My last stop was Cinnamon Bay Campground in the same general area, a facility operated by the U.S. National Park Service with 60 tents (10 by 14 feet), 40 “cottages” (15 by 15 feet), and 26 bare tent sites. The big difference between Maho and Cinnamon is that the former is very hilly with many stairs, and the latter is flat with no stairs and a much larger beach.

I am not much of a hiker and certainly no camper, so when I checked in at my tent I half expected a tented cottage like Maho. But this was a real tent, with a wooden floor, four bunks and no electric lights. It was gloomy, dank, dark and claustrophobic — not for me.

Luckily, there were vacancies. The manager took pity on me and my reading requirements (lights!), and I moved to a cottage. These grouped units reminded me of a 1950s-era motel with two cement walls and two walls of screens with a patio for cooking, kitchen equipment, and two bare electric light bulbs. It may not be ecologically attractive, but the floor was cement, and much natural light penetrated when the curtains were pulled back.

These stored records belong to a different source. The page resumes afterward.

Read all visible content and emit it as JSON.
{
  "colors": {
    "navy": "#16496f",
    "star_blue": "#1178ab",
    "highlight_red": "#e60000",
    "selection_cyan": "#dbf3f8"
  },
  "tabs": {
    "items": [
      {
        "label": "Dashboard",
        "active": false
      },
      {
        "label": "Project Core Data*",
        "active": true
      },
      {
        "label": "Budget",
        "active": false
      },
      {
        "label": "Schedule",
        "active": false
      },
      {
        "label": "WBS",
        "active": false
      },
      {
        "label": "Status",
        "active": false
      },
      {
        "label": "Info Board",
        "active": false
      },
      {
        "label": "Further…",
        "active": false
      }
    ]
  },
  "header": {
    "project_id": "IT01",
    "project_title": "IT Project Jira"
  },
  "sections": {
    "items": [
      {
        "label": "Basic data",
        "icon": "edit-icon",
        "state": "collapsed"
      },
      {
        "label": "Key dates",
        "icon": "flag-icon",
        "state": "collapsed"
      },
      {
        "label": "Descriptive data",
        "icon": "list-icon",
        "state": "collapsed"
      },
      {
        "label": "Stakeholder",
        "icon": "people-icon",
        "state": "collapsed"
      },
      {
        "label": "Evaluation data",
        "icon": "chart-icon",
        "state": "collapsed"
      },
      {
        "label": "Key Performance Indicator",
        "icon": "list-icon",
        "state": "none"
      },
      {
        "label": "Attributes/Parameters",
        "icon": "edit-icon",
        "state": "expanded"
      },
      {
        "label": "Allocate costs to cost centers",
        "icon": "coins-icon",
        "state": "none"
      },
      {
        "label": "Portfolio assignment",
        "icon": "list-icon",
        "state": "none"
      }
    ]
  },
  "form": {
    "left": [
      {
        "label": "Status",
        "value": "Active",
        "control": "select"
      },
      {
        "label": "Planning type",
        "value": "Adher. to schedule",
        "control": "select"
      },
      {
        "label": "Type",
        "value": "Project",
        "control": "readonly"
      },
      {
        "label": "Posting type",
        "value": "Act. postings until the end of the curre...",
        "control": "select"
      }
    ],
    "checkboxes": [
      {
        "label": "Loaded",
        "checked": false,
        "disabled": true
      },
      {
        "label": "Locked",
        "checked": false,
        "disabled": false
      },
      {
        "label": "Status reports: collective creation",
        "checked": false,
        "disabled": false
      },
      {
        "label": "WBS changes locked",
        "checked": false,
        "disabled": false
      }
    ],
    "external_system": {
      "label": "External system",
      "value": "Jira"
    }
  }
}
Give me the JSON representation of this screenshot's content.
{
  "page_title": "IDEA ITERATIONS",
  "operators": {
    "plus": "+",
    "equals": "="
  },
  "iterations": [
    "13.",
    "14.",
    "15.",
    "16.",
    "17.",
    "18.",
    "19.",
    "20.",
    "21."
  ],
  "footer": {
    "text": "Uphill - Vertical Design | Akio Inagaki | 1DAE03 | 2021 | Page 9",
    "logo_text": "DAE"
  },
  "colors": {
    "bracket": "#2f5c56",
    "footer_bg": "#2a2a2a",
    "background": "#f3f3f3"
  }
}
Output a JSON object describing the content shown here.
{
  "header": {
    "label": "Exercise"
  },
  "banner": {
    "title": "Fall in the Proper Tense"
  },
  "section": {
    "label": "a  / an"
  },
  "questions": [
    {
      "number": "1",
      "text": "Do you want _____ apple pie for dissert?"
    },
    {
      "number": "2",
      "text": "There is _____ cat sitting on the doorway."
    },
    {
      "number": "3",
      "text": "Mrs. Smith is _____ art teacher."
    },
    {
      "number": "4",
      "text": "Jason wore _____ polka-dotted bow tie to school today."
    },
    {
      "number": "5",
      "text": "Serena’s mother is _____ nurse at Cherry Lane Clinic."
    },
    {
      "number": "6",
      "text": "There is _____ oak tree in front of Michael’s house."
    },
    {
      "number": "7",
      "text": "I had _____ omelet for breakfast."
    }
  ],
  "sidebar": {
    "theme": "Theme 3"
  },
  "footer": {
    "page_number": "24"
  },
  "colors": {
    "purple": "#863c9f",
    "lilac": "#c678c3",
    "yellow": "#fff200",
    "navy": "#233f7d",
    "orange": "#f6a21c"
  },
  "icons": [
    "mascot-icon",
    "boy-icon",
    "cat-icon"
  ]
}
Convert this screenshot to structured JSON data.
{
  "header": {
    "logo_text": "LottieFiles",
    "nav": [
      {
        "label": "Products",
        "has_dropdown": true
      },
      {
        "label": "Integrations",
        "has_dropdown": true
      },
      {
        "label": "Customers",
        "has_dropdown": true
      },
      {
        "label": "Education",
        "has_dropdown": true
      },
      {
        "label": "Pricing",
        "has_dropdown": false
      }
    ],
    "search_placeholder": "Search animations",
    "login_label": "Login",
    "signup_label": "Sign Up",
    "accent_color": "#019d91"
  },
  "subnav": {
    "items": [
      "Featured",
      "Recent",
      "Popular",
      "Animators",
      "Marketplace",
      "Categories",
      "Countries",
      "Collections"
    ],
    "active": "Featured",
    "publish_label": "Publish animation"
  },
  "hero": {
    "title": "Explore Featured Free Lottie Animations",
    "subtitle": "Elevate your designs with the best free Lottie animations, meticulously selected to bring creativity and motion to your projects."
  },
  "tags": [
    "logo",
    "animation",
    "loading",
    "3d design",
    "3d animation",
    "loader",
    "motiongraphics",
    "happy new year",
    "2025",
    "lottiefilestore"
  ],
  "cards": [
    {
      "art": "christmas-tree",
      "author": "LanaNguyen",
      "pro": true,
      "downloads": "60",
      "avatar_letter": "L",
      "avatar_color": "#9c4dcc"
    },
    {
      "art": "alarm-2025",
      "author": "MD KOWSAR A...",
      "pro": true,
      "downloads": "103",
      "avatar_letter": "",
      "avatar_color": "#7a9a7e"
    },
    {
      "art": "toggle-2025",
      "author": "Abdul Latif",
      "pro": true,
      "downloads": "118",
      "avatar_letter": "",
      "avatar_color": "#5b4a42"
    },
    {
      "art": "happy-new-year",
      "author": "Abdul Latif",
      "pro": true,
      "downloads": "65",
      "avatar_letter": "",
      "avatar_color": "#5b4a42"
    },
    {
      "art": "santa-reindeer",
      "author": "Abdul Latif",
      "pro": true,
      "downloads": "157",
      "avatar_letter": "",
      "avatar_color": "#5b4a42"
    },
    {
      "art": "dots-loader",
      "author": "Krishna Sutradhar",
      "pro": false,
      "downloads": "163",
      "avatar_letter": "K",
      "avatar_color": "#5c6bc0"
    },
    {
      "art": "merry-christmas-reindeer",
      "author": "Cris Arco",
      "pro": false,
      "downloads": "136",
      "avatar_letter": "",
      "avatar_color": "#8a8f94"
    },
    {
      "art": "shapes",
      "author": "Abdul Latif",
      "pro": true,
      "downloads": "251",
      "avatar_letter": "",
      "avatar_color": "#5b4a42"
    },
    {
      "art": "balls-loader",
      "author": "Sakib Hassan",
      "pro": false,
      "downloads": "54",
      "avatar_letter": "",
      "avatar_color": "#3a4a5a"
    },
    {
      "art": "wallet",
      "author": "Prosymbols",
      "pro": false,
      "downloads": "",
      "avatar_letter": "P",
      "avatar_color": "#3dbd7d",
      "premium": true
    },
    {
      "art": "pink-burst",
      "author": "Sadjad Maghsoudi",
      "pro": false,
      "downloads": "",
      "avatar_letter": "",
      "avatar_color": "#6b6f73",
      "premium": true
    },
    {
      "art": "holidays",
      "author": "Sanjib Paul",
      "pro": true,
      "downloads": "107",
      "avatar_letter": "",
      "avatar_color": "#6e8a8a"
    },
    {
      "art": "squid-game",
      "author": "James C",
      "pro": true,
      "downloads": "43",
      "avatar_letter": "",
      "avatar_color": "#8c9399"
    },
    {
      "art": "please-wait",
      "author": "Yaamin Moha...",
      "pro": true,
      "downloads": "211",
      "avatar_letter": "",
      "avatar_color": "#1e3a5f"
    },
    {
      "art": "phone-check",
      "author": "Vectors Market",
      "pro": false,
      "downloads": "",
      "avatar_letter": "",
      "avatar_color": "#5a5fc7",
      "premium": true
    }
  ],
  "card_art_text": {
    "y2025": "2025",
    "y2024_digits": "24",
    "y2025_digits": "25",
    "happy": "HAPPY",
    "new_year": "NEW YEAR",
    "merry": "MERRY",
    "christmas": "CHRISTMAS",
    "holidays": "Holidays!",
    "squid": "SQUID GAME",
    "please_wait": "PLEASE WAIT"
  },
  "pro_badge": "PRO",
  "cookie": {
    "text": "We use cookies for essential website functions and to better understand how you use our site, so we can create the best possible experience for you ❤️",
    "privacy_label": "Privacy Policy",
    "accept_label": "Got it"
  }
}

Incidentally, upon leaving I shared a taxi with four young women who were vacating the tented life. Their first night under a canvas roof kept them occupied by training small flashlights on a scorpion that had taken up with some big spiders under the peak of the tent.

But it’s all about the beach here. And that’s where I spent most of my time — prowling about, kayaking, taking dips, reading and dozing in a beach chair, and just staring at the changing colors of the water. My choice: Maho, without a doubt.

So is camping out anything like overnighting in a pocket cruiser? Sort of, except you don’t have to worry about your anchor dragging. And when you get up in the middle of the night, you don’t have to look around to make sure you’re where you think you are. Also, your “cabin” is not in motion, and it’s nice to have standing headroom.

For rates and other information, contact Maho Bay Camps at (340) 715-0501,, or Cinnamon Bay Campground at (340) 776-6330,

Jack Sherwood is writer at large for Soundings.